[Records provided — start]

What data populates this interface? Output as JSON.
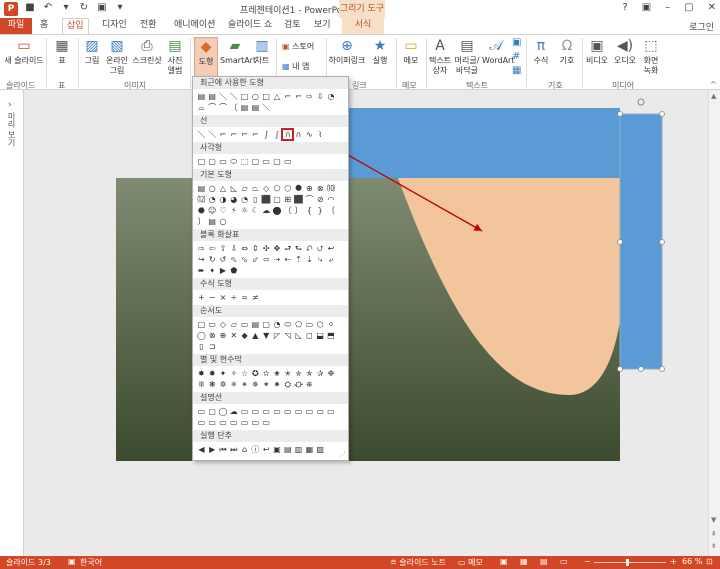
{
  "titlebar": {
    "app_logo": "P",
    "qat_icons": [
      "save-icon",
      "undo-icon",
      "undo-dropdown-icon",
      "redo-icon",
      "present-icon",
      "customize-icon"
    ],
    "qat_glyphs": [
      "■",
      "↶",
      "▾",
      "↻",
      "▣",
      "▾"
    ],
    "doc_title": "프레젠테이션1 - PowerPoint",
    "context_title": "그리기 도구",
    "controls": [
      "?",
      "▣",
      "–",
      "▢",
      "✕"
    ]
  },
  "tabs": {
    "file": "파일",
    "items": [
      "홈",
      "삽입",
      "디자인",
      "전환",
      "애니메이션",
      "슬라이드 쇼",
      "검토",
      "보기"
    ],
    "context_tab": "서식",
    "login": "로그인"
  },
  "ribbon": {
    "new_slide": "새 슬라이드",
    "table": "표",
    "picture": "그림",
    "online_picture": "온라인 그림",
    "screenshot": "스크린샷",
    "photo_album": "사진 앨범",
    "shapes": "도형",
    "smartart": "SmartArt",
    "chart": "차트",
    "store": "스토어",
    "my_apps": "내 앱",
    "hyperlink": "하이퍼링크",
    "action": "실행",
    "comment": "메모",
    "textbox": "텍스트 상자",
    "header_footer": "머리글/바닥글",
    "wordart": "WordArt",
    "equation": "수식",
    "symbol": "기호",
    "video": "비디오",
    "audio": "오디오",
    "screen_recording": "화면 녹화",
    "groups": [
      "슬라이드",
      "표",
      "이미지",
      "링크",
      "메모",
      "텍스트",
      "기호",
      "미디어"
    ]
  },
  "left_panel": {
    "collapse": "›",
    "label": "미리 보기"
  },
  "gallery": {
    "sections": [
      {
        "title": "최근에 사용한 도형",
        "glyphs": "▤▤＼＼□○□△⌐⌐⇨⇩◔⌓⌒⌒〔",
        "count": 20
      },
      {
        "title": "선",
        "glyphs": "＼＼⌐⌐⌐⌐∫∫∩∩∿⌇",
        "count": 12
      },
      {
        "title": "사각형",
        "glyphs": "□▢▭⬭⬚▢▭▢▭",
        "count": 9
      },
      {
        "title": "기본 도형",
        "glyphs": "▤○△◺▱⏢◇⬠⬡⯃⊕⊗⑽⑿◔◑◕◔▯⬛▢⊞⬛⌒⊘◠⬣☺♡⚡☼☾☁⬤〔〕{}〔〕",
        "count": 42
      },
      {
        "title": "블록 화살표",
        "glyphs": "⇨⇦⇧⇩⇔⇕✣✥⮐⮑⮏⮍↩↪↻↺⬁⬂⬃⬄⇢⇠⇡⇣⤷⤶➨➧▶⬟⬢⊲⊳",
        "count": 30
      },
      {
        "title": "수식 도형",
        "glyphs": "+−×÷=≠",
        "count": 6
      },
      {
        "title": "순서도",
        "glyphs": "□▭◇▱▭▤▢◔⬭⬠▭⬡⚪◯⊗⊕✕◆▲▼◸◹◺◻⬓⬒▯⊐",
        "count": 28
      },
      {
        "title": "별 및 현수막",
        "glyphs": "✸✹✦✧☆✪✫✬✭✮✯✰❉❊❋✲✳✴✵✶✷⛭⛮⛯⚝",
        "count": 24
      },
      {
        "title": "설명선",
        "glyphs": "▭▢◯☁▭▭▭▭▭▭▭▭▭▭▭▭▭▭▭▭",
        "count": 20
      },
      {
        "title": "실행 단추",
        "glyphs": "◀▶⏮⏭⌂ⓘ↩▣▤▥▦▧",
        "count": 12
      }
    ],
    "highlight_section": 1,
    "highlight_index": 8
  },
  "slide": {
    "blue_color": "#5b9bd5",
    "peach_color": "#f3c59d",
    "bg_top": "#7f8b72",
    "bg_bottom": "#3c4a2e",
    "arrow_color": "#c00000"
  },
  "statusbar": {
    "slide_info": "슬라이드 3/3",
    "language": "한국어",
    "notes": "슬라이드 노트",
    "comments": "메모",
    "zoom": "66 %"
  }
}
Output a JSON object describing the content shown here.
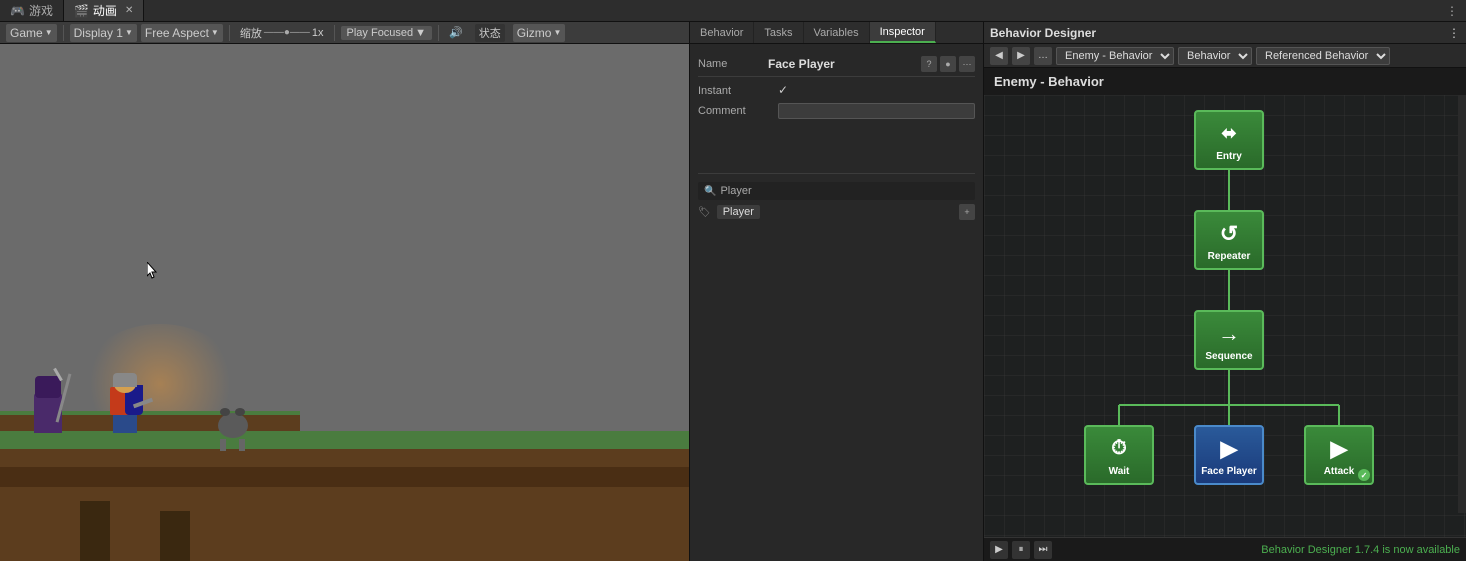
{
  "top_tabs": {
    "tab1": {
      "icon": "🎮",
      "label": "游戏",
      "active": false
    },
    "tab2": {
      "icon": "🎬",
      "label": "动画",
      "active": true
    }
  },
  "game_toolbar": {
    "game_label": "Game",
    "display_label": "Display 1",
    "aspect_label": "Free Aspect",
    "scale_label": "缩放",
    "zoom_label": "1x",
    "play_label": "Play Focused",
    "mute_icon": "🔊",
    "stats_label": "状态",
    "gizmo_label": "Gizmo"
  },
  "inspector": {
    "tabs": [
      "Behavior",
      "Tasks",
      "Variables",
      "Inspector"
    ],
    "active_tab": "Inspector",
    "nav": {
      "prev_label": "◀",
      "next_label": "▶",
      "dots_label": "...",
      "entity_label": "Enemy",
      "behavior_label": "Behavior",
      "ref_label": "Referenced Behavior"
    },
    "name_label": "Name",
    "name_value": "Face Player",
    "instant_label": "Instant",
    "instant_value": "✓",
    "comment_label": "Comment",
    "comment_value": "",
    "player_section": {
      "search_placeholder": "Player",
      "tag_label": "Player",
      "add_icon": "+"
    }
  },
  "behavior_designer": {
    "title": "Behavior Designer",
    "canvas_title": "Enemy - Behavior",
    "nodes": {
      "entry": {
        "label": "Entry",
        "icon": "⬌"
      },
      "repeater": {
        "label": "Repeater",
        "icon": "↺"
      },
      "sequence": {
        "label": "Sequence",
        "icon": "→"
      },
      "wait": {
        "label": "Wait",
        "icon": "⏱"
      },
      "face_player": {
        "label": "Face Player",
        "icon": "▶"
      },
      "attack": {
        "label": "Attack",
        "icon": "▶"
      }
    },
    "update_text": "Behavior Designer 1.7.4 is now available",
    "play_btn": "▶",
    "pause_btn": "⏸",
    "step_btn": "⏭"
  }
}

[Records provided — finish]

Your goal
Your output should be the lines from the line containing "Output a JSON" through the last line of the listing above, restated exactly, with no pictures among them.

Finished task
Output a JSON object describing the content shown here.
{
  "top_tabs": {
    "tab1": {
      "icon": "🎮",
      "label": "游戏",
      "active": false
    },
    "tab2": {
      "icon": "🎬",
      "label": "动画",
      "active": true
    }
  },
  "game_toolbar": {
    "game_label": "Game",
    "display_label": "Display 1",
    "aspect_label": "Free Aspect",
    "scale_label": "缩放",
    "zoom_label": "1x",
    "play_label": "Play Focused",
    "mute_icon": "🔊",
    "stats_label": "状态",
    "gizmo_label": "Gizmo"
  },
  "inspector": {
    "tabs": [
      "Behavior",
      "Tasks",
      "Variables",
      "Inspector"
    ],
    "active_tab": "Inspector",
    "nav": {
      "prev_label": "◀",
      "next_label": "▶",
      "dots_label": "...",
      "entity_label": "Enemy",
      "behavior_label": "Behavior",
      "ref_label": "Referenced Behavior"
    },
    "name_label": "Name",
    "name_value": "Face Player",
    "instant_label": "Instant",
    "instant_value": "✓",
    "comment_label": "Comment",
    "comment_value": "",
    "player_section": {
      "search_placeholder": "Player",
      "tag_label": "Player",
      "add_icon": "+"
    }
  },
  "behavior_designer": {
    "title": "Behavior Designer",
    "canvas_title": "Enemy - Behavior",
    "nodes": {
      "entry": {
        "label": "Entry",
        "icon": "⬌"
      },
      "repeater": {
        "label": "Repeater",
        "icon": "↺"
      },
      "sequence": {
        "label": "Sequence",
        "icon": "→"
      },
      "wait": {
        "label": "Wait",
        "icon": "⏱"
      },
      "face_player": {
        "label": "Face Player",
        "icon": "▶"
      },
      "attack": {
        "label": "Attack",
        "icon": "▶"
      }
    },
    "update_text": "Behavior Designer 1.7.4 is now available",
    "play_btn": "▶",
    "pause_btn": "⏸",
    "step_btn": "⏭"
  }
}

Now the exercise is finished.